For the RFATS portion, a subcommittee will recommend projects to the full group. The schedule up for approval Friday would have projects submitted by April 9, reviewed by the subcommittee later that month and recommended in May to the full RFATS policy committee. The larger group would give final approval in June.
Whether projects in eastern York County and nearby Indian Land get funding, residents there won’t be able to say they were underrepresented.
Fort Mill and Tega Cay have their mayors, Guynn Savage and David O’Neal, respectively, on the subcommittee. Michael Johnson, whose York County Council district serves much of the same area, joins Lancaster County Council member Brian Carnes from Indian Land. Kathy Pender represents Rock Hill City Council.
Non-voting subcommittee members include top planners from Fort Mill, Tega Cay, York County and Lancaster County, along with an RFATS staff member.
Along with overall bang for the buck, local support for a project, including input from local government and citizens, is part of the selection process. How the project would fit into existing plans or conditions is considered.
Existing transportation alternative projects include pedestrian connectivity projects at Nation Ford High School in Fort Mill, Columbia and Oakland avenues in Rock Hill and East Liberty Street in York.

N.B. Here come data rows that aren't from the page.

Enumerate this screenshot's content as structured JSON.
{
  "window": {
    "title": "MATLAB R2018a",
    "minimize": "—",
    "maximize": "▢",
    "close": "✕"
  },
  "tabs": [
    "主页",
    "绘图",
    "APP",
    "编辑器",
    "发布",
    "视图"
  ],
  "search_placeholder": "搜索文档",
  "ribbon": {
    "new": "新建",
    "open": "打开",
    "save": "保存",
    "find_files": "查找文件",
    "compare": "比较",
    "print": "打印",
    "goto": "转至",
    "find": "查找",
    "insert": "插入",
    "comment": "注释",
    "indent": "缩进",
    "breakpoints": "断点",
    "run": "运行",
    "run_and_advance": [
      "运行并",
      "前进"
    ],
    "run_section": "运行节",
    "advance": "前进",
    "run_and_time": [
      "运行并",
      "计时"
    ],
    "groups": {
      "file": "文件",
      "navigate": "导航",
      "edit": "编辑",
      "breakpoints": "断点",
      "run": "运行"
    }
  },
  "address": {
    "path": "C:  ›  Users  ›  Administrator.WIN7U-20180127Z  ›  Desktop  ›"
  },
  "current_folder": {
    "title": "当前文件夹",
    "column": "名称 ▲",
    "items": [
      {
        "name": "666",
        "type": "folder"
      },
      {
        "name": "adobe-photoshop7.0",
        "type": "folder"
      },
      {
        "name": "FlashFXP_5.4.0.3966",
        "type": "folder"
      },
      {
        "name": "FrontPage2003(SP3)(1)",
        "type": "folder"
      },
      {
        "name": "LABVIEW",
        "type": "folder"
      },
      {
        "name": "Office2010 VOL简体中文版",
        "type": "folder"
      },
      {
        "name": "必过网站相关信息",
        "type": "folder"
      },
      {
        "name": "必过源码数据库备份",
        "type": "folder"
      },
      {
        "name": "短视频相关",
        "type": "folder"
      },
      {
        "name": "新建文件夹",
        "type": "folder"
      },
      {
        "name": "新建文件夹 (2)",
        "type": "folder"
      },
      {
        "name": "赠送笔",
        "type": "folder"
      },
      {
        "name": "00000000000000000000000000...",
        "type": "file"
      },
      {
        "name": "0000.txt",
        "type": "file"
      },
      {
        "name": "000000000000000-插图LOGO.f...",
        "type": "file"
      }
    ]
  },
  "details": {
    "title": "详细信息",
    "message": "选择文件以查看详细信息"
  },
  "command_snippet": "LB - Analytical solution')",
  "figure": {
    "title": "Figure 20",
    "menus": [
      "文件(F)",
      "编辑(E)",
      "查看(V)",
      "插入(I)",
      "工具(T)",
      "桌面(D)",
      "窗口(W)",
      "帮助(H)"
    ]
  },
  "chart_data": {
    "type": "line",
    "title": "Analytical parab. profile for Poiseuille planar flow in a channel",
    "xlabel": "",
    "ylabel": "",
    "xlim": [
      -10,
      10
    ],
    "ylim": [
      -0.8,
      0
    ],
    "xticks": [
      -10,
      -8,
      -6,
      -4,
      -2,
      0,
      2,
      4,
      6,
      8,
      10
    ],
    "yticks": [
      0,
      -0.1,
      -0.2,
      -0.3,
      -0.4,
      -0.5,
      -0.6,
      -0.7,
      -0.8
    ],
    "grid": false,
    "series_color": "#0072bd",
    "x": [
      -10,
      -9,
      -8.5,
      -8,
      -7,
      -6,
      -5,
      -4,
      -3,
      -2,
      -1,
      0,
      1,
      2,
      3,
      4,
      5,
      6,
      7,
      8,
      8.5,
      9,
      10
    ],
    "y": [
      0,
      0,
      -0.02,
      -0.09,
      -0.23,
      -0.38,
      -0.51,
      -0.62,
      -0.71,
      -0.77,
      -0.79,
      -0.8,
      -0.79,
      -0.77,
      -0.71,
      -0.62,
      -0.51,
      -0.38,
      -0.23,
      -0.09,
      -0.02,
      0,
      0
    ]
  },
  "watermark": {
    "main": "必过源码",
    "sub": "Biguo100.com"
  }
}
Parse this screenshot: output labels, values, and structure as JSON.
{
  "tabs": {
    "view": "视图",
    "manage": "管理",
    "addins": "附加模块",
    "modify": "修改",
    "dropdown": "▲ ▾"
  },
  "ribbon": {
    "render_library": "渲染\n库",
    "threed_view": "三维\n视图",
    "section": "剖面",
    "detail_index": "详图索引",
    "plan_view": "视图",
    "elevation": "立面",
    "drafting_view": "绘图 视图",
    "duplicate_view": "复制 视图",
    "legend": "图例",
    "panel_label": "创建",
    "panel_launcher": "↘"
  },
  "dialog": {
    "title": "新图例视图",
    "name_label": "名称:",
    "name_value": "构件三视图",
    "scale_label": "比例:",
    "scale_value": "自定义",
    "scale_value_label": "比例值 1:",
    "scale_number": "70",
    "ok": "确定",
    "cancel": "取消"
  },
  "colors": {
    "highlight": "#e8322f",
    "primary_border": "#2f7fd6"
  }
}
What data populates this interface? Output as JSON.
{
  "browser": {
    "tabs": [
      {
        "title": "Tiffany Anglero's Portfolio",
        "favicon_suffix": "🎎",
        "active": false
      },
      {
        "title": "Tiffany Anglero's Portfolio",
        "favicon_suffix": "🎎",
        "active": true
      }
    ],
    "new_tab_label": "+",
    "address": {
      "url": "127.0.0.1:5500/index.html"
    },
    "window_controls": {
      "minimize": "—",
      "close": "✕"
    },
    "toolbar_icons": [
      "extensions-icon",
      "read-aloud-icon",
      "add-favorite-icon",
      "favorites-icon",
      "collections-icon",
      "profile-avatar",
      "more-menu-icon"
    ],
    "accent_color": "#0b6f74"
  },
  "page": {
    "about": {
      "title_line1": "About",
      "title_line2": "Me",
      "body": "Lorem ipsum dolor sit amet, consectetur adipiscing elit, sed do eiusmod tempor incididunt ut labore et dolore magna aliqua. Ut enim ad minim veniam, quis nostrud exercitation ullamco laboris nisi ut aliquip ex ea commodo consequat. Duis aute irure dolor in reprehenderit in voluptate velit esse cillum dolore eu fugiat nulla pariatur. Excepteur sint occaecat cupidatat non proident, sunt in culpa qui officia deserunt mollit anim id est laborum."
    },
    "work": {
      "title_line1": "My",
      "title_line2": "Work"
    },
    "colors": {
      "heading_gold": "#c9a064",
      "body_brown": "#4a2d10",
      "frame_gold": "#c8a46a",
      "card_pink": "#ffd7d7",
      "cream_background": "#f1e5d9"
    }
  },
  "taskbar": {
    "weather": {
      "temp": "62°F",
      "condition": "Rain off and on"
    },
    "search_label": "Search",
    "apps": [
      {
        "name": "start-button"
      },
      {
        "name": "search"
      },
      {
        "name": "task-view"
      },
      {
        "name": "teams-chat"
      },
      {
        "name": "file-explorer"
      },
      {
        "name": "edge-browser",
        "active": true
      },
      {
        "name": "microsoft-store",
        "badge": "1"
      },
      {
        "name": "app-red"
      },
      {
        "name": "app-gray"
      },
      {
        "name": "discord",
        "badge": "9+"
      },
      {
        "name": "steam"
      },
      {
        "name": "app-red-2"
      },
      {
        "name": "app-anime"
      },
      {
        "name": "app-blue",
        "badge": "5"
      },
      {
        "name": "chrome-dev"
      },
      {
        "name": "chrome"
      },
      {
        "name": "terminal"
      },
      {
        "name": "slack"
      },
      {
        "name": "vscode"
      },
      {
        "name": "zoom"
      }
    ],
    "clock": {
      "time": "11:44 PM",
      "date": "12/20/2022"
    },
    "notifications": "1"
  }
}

Another, outside the RFATS area, involves Edgeland Road in Chester County.
According to the state transportation department, about 2.5 percent of South Carolina citizens walk or bike to work.